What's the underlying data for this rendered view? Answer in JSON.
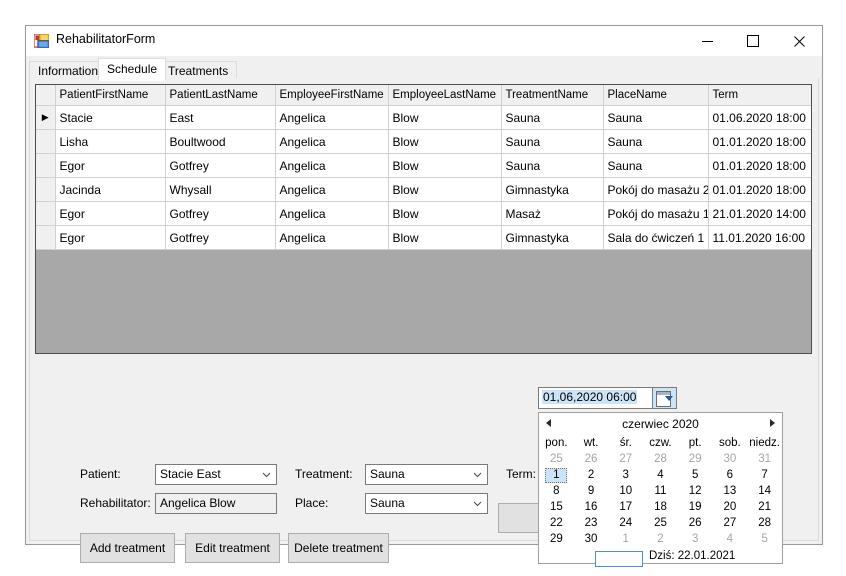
{
  "window": {
    "title": "RehabilitatorForm",
    "minimize_label": "–",
    "maximize_label": "□",
    "close_label": "✕"
  },
  "tabs": [
    {
      "label": "Informations",
      "active": false
    },
    {
      "label": "Schedule",
      "active": true
    },
    {
      "label": "Treatments",
      "active": false
    }
  ],
  "grid": {
    "columns": [
      "PatientFirstName",
      "PatientLastName",
      "EmployeeFirstName",
      "EmployeeLastName",
      "TreatmentName",
      "PlaceName",
      "Term"
    ],
    "rows": [
      {
        "selected_row": true,
        "selected_cell": 1,
        "cells": [
          "Stacie",
          "East",
          "Angelica",
          "Blow",
          "Sauna",
          "Sauna",
          "01.06.2020 18:00"
        ]
      },
      {
        "selected_row": false,
        "selected_cell": -1,
        "cells": [
          "Lisha",
          "Boultwood",
          "Angelica",
          "Blow",
          "Sauna",
          "Sauna",
          "01.01.2020 18:00"
        ]
      },
      {
        "selected_row": false,
        "selected_cell": -1,
        "cells": [
          "Egor",
          "Gotfrey",
          "Angelica",
          "Blow",
          "Sauna",
          "Sauna",
          "01.01.2020 18:00"
        ]
      },
      {
        "selected_row": false,
        "selected_cell": -1,
        "cells": [
          "Jacinda",
          "Whysall",
          "Angelica",
          "Blow",
          "Gimnastyka",
          "Pokój do masażu 2",
          "01.01.2020 18:00"
        ]
      },
      {
        "selected_row": false,
        "selected_cell": -1,
        "cells": [
          "Egor",
          "Gotfrey",
          "Angelica",
          "Blow",
          "Masaż",
          "Pokój do masażu 1",
          "21.01.2020 14:00"
        ]
      },
      {
        "selected_row": false,
        "selected_cell": -1,
        "cells": [
          "Egor",
          "Gotfrey",
          "Angelica",
          "Blow",
          "Gimnastyka",
          "Sala do ćwiczeń 1",
          "11.01.2020 16:00"
        ]
      }
    ],
    "row_marker": "▶",
    "selection_color": "#0078d7"
  },
  "form": {
    "patient_label": "Patient:",
    "patient_value": "Stacie East",
    "rehabilitator_label": "Rehabilitator:",
    "rehabilitator_value": "Angelica Blow",
    "treatment_label": "Treatment:",
    "treatment_value": "Sauna",
    "place_label": "Place:",
    "place_value": "Sauna",
    "term_label": "Term:",
    "term_value": "01,06,2020 06:00"
  },
  "buttons": {
    "add": "Add treatment",
    "edit": "Edit treatment",
    "delete": "Delete treatment"
  },
  "calendar": {
    "month_title": "czerwiec 2020",
    "prev_label": "◀",
    "next_label": "▶",
    "weekdays": [
      "pon.",
      "wt.",
      "śr.",
      "czw.",
      "pt.",
      "sob.",
      "niedz."
    ],
    "weeks": [
      [
        {
          "d": "25",
          "dim": true
        },
        {
          "d": "26",
          "dim": true
        },
        {
          "d": "27",
          "dim": true
        },
        {
          "d": "28",
          "dim": true
        },
        {
          "d": "29",
          "dim": true
        },
        {
          "d": "30",
          "dim": true
        },
        {
          "d": "31",
          "dim": true
        }
      ],
      [
        {
          "d": "1",
          "dim": false,
          "today": true
        },
        {
          "d": "2",
          "dim": false
        },
        {
          "d": "3",
          "dim": false
        },
        {
          "d": "4",
          "dim": false
        },
        {
          "d": "5",
          "dim": false
        },
        {
          "d": "6",
          "dim": false
        },
        {
          "d": "7",
          "dim": false
        }
      ],
      [
        {
          "d": "8",
          "dim": false
        },
        {
          "d": "9",
          "dim": false
        },
        {
          "d": "10",
          "dim": false
        },
        {
          "d": "11",
          "dim": false
        },
        {
          "d": "12",
          "dim": false
        },
        {
          "d": "13",
          "dim": false
        },
        {
          "d": "14",
          "dim": false
        }
      ],
      [
        {
          "d": "15",
          "dim": false
        },
        {
          "d": "16",
          "dim": false
        },
        {
          "d": "17",
          "dim": false
        },
        {
          "d": "18",
          "dim": false
        },
        {
          "d": "19",
          "dim": false
        },
        {
          "d": "20",
          "dim": false
        },
        {
          "d": "21",
          "dim": false
        }
      ],
      [
        {
          "d": "22",
          "dim": false
        },
        {
          "d": "23",
          "dim": false
        },
        {
          "d": "24",
          "dim": false
        },
        {
          "d": "25",
          "dim": false
        },
        {
          "d": "26",
          "dim": false
        },
        {
          "d": "27",
          "dim": false
        },
        {
          "d": "28",
          "dim": false
        }
      ],
      [
        {
          "d": "29",
          "dim": false
        },
        {
          "d": "30",
          "dim": false
        },
        {
          "d": "1",
          "dim": true
        },
        {
          "d": "2",
          "dim": true
        },
        {
          "d": "3",
          "dim": true
        },
        {
          "d": "4",
          "dim": true
        },
        {
          "d": "5",
          "dim": true
        }
      ]
    ],
    "today_text": "Dziś: 22.01.2021"
  }
}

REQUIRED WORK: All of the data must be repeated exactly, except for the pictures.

TASK ANSWER:
What's the underlying data for this rendered view? Answer in JSON.
{
  "window": {
    "title": "RehabilitatorForm",
    "minimize_label": "–",
    "maximize_label": "□",
    "close_label": "✕"
  },
  "tabs": [
    {
      "label": "Informations",
      "active": false
    },
    {
      "label": "Schedule",
      "active": true
    },
    {
      "label": "Treatments",
      "active": false
    }
  ],
  "grid": {
    "columns": [
      "PatientFirstName",
      "PatientLastName",
      "EmployeeFirstName",
      "EmployeeLastName",
      "TreatmentName",
      "PlaceName",
      "Term"
    ],
    "rows": [
      {
        "selected_row": true,
        "selected_cell": 1,
        "cells": [
          "Stacie",
          "East",
          "Angelica",
          "Blow",
          "Sauna",
          "Sauna",
          "01.06.2020 18:00"
        ]
      },
      {
        "selected_row": false,
        "selected_cell": -1,
        "cells": [
          "Lisha",
          "Boultwood",
          "Angelica",
          "Blow",
          "Sauna",
          "Sauna",
          "01.01.2020 18:00"
        ]
      },
      {
        "selected_row": false,
        "selected_cell": -1,
        "cells": [
          "Egor",
          "Gotfrey",
          "Angelica",
          "Blow",
          "Sauna",
          "Sauna",
          "01.01.2020 18:00"
        ]
      },
      {
        "selected_row": false,
        "selected_cell": -1,
        "cells": [
          "Jacinda",
          "Whysall",
          "Angelica",
          "Blow",
          "Gimnastyka",
          "Pokój do masażu 2",
          "01.01.2020 18:00"
        ]
      },
      {
        "selected_row": false,
        "selected_cell": -1,
        "cells": [
          "Egor",
          "Gotfrey",
          "Angelica",
          "Blow",
          "Masaż",
          "Pokój do masażu 1",
          "21.01.2020 14:00"
        ]
      },
      {
        "selected_row": false,
        "selected_cell": -1,
        "cells": [
          "Egor",
          "Gotfrey",
          "Angelica",
          "Blow",
          "Gimnastyka",
          "Sala do ćwiczeń 1",
          "11.01.2020 16:00"
        ]
      }
    ],
    "row_marker": "▶",
    "selection_color": "#0078d7"
  },
  "form": {
    "patient_label": "Patient:",
    "patient_value": "Stacie East",
    "rehabilitator_label": "Rehabilitator:",
    "rehabilitator_value": "Angelica Blow",
    "treatment_label": "Treatment:",
    "treatment_value": "Sauna",
    "place_label": "Place:",
    "place_value": "Sauna",
    "term_label": "Term:",
    "term_value": "01,06,2020 06:00"
  },
  "buttons": {
    "add": "Add treatment",
    "edit": "Edit treatment",
    "delete": "Delete treatment"
  },
  "calendar": {
    "month_title": "czerwiec 2020",
    "prev_label": "◀",
    "next_label": "▶",
    "weekdays": [
      "pon.",
      "wt.",
      "śr.",
      "czw.",
      "pt.",
      "sob.",
      "niedz."
    ],
    "weeks": [
      [
        {
          "d": "25",
          "dim": true
        },
        {
          "d": "26",
          "dim": true
        },
        {
          "d": "27",
          "dim": true
        },
        {
          "d": "28",
          "dim": true
        },
        {
          "d": "29",
          "dim": true
        },
        {
          "d": "30",
          "dim": true
        },
        {
          "d": "31",
          "dim": true
        }
      ],
      [
        {
          "d": "1",
          "dim": false,
          "today": true
        },
        {
          "d": "2",
          "dim": false
        },
        {
          "d": "3",
          "dim": false
        },
        {
          "d": "4",
          "dim": false
        },
        {
          "d": "5",
          "dim": false
        },
        {
          "d": "6",
          "dim": false
        },
        {
          "d": "7",
          "dim": false
        }
      ],
      [
        {
          "d": "8",
          "dim": false
        },
        {
          "d": "9",
          "dim": false
        },
        {
          "d": "10",
          "dim": false
        },
        {
          "d": "11",
          "dim": false
        },
        {
          "d": "12",
          "dim": false
        },
        {
          "d": "13",
          "dim": false
        },
        {
          "d": "14",
          "dim": false
        }
      ],
      [
        {
          "d": "15",
          "dim": false
        },
        {
          "d": "16",
          "dim": false
        },
        {
          "d": "17",
          "dim": false
        },
        {
          "d": "18",
          "dim": false
        },
        {
          "d": "19",
          "dim": false
        },
        {
          "d": "20",
          "dim": false
        },
        {
          "d": "21",
          "dim": false
        }
      ],
      [
        {
          "d": "22",
          "dim": false
        },
        {
          "d": "23",
          "dim": false
        },
        {
          "d": "24",
          "dim": false
        },
        {
          "d": "25",
          "dim": false
        },
        {
          "d": "26",
          "dim": false
        },
        {
          "d": "27",
          "dim": false
        },
        {
          "d": "28",
          "dim": false
        }
      ],
      [
        {
          "d": "29",
          "dim": false
        },
        {
          "d": "30",
          "dim": false
        },
        {
          "d": "1",
          "dim": true
        },
        {
          "d": "2",
          "dim": true
        },
        {
          "d": "3",
          "dim": true
        },
        {
          "d": "4",
          "dim": true
        },
        {
          "d": "5",
          "dim": true
        }
      ]
    ],
    "today_text": "Dziś: 22.01.2021"
  }
}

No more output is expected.